In a study of 1,000 drivers, Hyundai UK suggested that women were angrier than men when driving, due to deep-seated emotional intelligence and “the personality trait of neuroticism.”
The study polled 1,000 UK drivers and “reveals women are, on average, 12% angrier than men when they’re behind the wheel.”
Conducted by behavioral psychologist Patrick Fagan from Goldsmiths University London, the study found that driving “driving sparked ancient ‘defence’ instincts from when humans were hunter-gatherers.”
These evolutionary traits kicked in during the test when women were either passed in traffic, shouted or beeped at, had to deal with a back-seat driver (women 14% angrier) or were faced with another driver who failed to use turn signals (women 13% angrier). In all test scenarios, women were more likely to respond with anger than male drivers.
The study found that two emotions dominated: happiness – intrinsically linked to a sense of freedom when driving – and anger when drivers feel out of control.

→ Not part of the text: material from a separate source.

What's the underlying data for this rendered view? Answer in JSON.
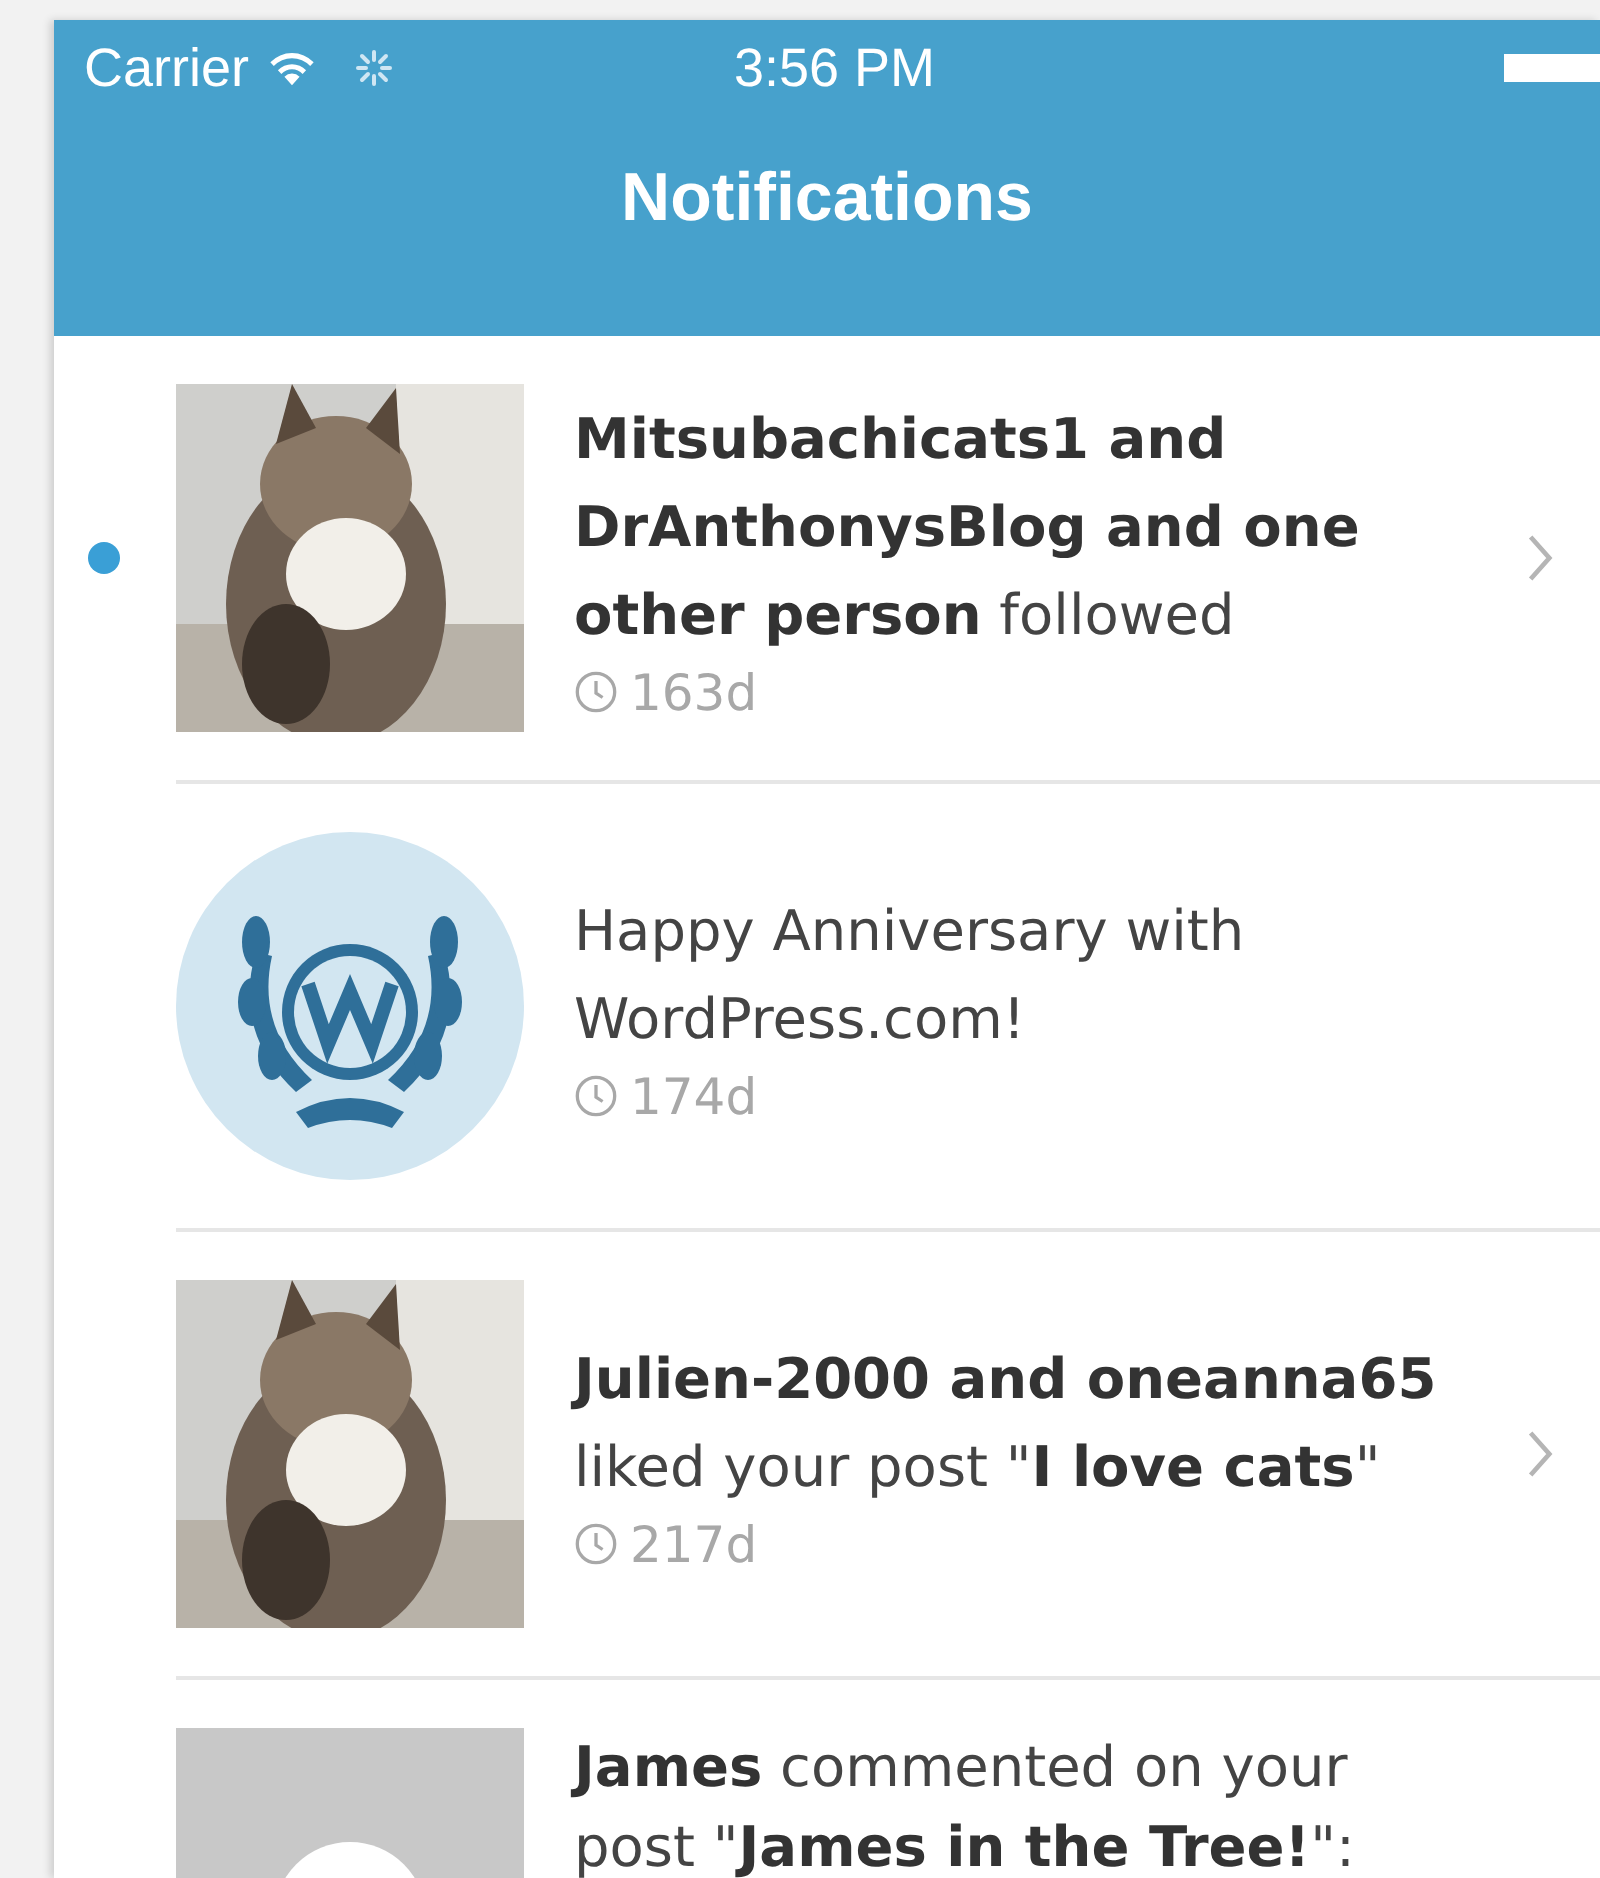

In addition, the study revealed other key findings:
- The primary reasons for our continued love affair with driving are the freedom it gives us (51%), mobility (19%) and independence (10%)
- If you want a man to open up, go for a drive. Just under a third (29%) of men said they find it easier to have a conversation in the car. Fourteen percent added that a chat actually makes them a better driver
- 54% of Brits said the thing that made them really happy in the car was singing – which explains why Carpool Karaoke has resonated
- When the researchers looked at what makes us happy behind the wheel, 84% of people said “empty roads”, 78% said “the countryside” and 69% “the seaside”
- Music also makes drivers happy. Eight out of 10 people nearly always listen to something while driving with Meatloaf’s Bat out of Hell and Queen’s Bohemian Rhapsody top of the driving charts. Pop (70%) and rock (61%) are the most popular genres
Fagan explained the results of the study: “Psychologically, women score higher than men on emotional and verbal intelligence, and on the personality trait of neuroticism. Evolutionary theory suggests our early female ancestors had to develop an acute sense of danger for anything that threatened them and their young if their cave was undefended while men were out hunting. That ‘early warning system’ instinct is still relevant today, and women drivers tend to be more sensitive to negative stimuli, so get angry and frustrated quicker.”
Tony Whitehorn, Hyundai Motor UK’s President and CEO offered the following: “We are constantly striving to better understand what impacts people’s behaviour when they are driving and this research has certainly revealed some interesting, and somewhat surprising results. By examining drivers’ emotions, our aim is to help them get a better drive both today and in the future.”
Hyundai and Fagan have created the Driving Emotion Test (DET) to understand how outside stimuli effects driving. The experiment uses facial coding technology, eye tracking analysis, galvanic skin response and a heartrate monitor to record how specific stimuli impact emotions when driving. The results are then fed into specially-created software to provide subjects with a unique DET score.
Visitors to auto shows in the UK can take the Driving Emotion Test.